A few days ago the boys were outside playing when I noticed the sound of rocks hitting the side of the apartment building. I knew they were up to something they probably needed to stop doing, so I stepped outside and sure enough they were throwing rocks at the wall, trying to take down a little bee hive that was hanging near our door. This is a favorite summer pastime of my boys. It seems they like to tempt fate. This was an active hive (their favorite kind, of course), so I told them to cut it out and that they would probably get stung and dad will take care of it later. Oh these boys!! Not a minute later I heard one more clank of a rock (isn’t it wonderful how they comply with my instructions immediately? sigh…) and I saw them all running and ducking. The hive came down and the bees scattered, too. Usually when this happens a few bees stick around for a while, confused I suppose. The coast was clear and the boys came back (the girls quickly got in the action once they knew the bees were gone) and we ended up studying this little hive.
We noticed a bee larva on the ground that had fallen from the hive. It was small and squishy and wiggly. We decided to search online for info about the life cycle of bees.
Looking closely, we discovered that there were all stages of life in our hive! We saw eggs, larva, and pupa nearly ready to hatch. If you look really closely in the next photo you can see a large, almost ready to hatch adult pupa peeking out of a cell.
There were more pupa still enclosed, and we could see them wiggling around. It was pretty cool and slightly creepy at the same time. We put our hive into a container hoping that we could witness them hatch. They did, in fact, hatch within a few hours but we were not home to see it. By the time I had a minute to grab my camera and document our new little residents, they had already met their untimely end. Someone had left the container outside and the heat promptly killed them.
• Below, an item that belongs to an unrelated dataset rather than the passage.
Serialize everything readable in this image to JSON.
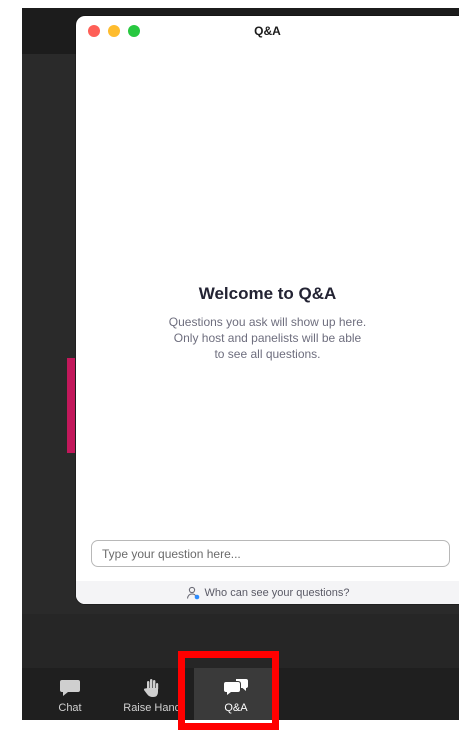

Although I won’t be giving the boys a green light on throwing rocks at hives, everything worked out alright this time. For us, I guess. Not so much for the bees.